* _Given records_:
┄┄┄┄┄┄┄┄┄┄┄┄┄┄┄┄┄┄┄┄

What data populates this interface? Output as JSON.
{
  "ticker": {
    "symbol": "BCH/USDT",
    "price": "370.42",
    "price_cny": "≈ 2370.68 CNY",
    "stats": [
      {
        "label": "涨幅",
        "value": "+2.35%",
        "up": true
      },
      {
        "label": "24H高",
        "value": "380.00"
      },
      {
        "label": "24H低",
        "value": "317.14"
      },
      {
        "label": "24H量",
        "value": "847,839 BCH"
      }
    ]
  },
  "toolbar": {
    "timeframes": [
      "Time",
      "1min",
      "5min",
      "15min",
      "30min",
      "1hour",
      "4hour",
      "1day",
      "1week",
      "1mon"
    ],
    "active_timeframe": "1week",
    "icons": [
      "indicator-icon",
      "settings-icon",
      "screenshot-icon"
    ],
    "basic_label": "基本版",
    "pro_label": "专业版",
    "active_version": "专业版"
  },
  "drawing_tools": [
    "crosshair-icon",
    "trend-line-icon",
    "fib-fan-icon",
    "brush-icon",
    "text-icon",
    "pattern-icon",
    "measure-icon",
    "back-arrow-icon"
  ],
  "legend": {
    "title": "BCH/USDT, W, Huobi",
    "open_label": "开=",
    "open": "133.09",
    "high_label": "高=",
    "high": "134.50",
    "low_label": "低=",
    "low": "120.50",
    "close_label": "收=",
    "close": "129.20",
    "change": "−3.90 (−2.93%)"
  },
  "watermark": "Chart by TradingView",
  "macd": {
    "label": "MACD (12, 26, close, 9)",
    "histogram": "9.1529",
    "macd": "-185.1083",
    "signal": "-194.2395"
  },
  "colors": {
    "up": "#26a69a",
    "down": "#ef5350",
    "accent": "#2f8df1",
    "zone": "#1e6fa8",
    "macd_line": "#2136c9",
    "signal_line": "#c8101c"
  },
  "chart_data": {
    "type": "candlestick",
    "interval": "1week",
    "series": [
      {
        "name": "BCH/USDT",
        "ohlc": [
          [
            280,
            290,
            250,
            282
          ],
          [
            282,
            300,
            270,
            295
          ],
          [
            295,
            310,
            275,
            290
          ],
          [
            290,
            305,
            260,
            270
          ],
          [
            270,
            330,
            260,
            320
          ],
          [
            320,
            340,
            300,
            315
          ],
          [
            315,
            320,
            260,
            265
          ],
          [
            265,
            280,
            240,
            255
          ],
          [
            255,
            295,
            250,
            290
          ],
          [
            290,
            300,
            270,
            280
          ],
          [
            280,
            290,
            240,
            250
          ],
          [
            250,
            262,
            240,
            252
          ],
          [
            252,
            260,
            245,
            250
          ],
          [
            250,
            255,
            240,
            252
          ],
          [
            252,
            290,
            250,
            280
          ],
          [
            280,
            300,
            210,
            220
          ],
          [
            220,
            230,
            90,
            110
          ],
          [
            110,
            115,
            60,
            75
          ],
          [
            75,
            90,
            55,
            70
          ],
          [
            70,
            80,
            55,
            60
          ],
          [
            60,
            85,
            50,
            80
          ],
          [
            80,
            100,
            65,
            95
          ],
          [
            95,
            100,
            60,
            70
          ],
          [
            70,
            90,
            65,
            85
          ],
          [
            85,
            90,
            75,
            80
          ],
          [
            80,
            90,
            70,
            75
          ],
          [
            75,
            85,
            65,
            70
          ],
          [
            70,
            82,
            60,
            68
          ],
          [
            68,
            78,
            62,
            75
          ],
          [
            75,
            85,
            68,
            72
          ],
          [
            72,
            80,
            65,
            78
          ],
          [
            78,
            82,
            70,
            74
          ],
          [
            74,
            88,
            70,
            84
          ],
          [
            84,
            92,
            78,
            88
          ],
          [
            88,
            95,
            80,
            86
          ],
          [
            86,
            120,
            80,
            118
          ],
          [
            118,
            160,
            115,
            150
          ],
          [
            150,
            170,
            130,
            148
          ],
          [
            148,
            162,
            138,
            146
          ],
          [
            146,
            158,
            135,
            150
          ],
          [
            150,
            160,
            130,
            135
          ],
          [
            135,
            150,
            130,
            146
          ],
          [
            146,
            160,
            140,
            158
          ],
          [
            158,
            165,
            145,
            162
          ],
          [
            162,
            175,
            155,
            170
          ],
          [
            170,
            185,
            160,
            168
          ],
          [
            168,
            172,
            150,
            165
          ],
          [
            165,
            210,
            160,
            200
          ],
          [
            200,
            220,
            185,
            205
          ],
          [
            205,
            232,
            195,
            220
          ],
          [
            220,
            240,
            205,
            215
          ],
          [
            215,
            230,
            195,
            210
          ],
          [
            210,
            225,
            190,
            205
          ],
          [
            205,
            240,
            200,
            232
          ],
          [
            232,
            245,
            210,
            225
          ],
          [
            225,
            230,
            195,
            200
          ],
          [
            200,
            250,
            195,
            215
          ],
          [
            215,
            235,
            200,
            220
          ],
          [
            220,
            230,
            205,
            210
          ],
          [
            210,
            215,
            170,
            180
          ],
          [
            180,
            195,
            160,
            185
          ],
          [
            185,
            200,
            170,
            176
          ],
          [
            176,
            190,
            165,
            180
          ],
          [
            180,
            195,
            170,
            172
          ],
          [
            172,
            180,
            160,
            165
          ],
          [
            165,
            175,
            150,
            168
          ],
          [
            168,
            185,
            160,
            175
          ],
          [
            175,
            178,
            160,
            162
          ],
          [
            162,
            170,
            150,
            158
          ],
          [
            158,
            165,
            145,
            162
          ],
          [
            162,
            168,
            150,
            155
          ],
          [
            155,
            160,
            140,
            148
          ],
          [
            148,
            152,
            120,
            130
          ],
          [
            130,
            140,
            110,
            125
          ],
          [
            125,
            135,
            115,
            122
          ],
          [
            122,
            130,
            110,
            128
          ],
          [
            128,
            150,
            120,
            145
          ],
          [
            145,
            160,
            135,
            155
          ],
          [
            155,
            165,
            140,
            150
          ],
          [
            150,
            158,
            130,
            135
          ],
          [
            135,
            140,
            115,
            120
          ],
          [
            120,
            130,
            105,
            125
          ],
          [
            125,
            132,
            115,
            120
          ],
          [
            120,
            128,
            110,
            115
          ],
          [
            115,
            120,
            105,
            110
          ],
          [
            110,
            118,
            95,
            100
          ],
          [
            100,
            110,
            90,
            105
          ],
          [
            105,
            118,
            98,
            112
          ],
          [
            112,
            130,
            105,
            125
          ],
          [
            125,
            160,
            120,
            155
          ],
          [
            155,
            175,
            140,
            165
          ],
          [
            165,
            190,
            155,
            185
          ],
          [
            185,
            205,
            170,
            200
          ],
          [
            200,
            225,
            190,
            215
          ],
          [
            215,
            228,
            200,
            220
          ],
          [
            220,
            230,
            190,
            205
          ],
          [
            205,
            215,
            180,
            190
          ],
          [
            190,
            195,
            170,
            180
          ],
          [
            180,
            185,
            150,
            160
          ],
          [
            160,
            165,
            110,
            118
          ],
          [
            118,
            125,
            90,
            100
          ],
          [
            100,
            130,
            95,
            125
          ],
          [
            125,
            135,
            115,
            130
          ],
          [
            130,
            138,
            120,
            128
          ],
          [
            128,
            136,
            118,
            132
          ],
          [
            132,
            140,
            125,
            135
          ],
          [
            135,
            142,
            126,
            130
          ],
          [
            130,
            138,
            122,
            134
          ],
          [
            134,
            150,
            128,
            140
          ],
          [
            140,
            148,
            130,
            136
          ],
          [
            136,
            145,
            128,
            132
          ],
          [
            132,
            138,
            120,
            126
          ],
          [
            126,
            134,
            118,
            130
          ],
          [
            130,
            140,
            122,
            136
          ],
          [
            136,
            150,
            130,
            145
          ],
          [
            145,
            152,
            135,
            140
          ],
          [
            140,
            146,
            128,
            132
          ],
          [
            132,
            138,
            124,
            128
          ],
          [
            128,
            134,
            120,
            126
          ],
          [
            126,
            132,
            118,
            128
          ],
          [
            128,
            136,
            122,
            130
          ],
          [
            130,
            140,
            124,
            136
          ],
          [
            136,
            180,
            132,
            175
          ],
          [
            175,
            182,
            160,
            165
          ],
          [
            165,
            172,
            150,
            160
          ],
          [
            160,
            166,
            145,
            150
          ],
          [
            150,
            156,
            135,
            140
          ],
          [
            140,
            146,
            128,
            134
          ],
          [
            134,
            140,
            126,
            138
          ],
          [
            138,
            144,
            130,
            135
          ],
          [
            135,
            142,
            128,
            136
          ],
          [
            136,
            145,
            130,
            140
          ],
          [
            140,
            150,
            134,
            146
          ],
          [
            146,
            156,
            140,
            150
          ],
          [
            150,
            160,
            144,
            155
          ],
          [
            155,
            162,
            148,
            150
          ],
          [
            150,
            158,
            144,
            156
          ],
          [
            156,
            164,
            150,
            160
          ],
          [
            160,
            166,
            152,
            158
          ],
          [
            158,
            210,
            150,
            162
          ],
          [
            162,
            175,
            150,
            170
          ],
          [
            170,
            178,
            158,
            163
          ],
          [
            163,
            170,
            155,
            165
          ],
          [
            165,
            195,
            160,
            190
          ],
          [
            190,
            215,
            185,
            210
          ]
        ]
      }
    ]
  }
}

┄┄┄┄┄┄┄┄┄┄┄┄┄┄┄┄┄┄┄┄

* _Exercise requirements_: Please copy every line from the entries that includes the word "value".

* _Solution for this task_:
        "value": "+2.35%",
        "value": "380.00"
        "value": "317.14"
        "value": "847,839 BCH"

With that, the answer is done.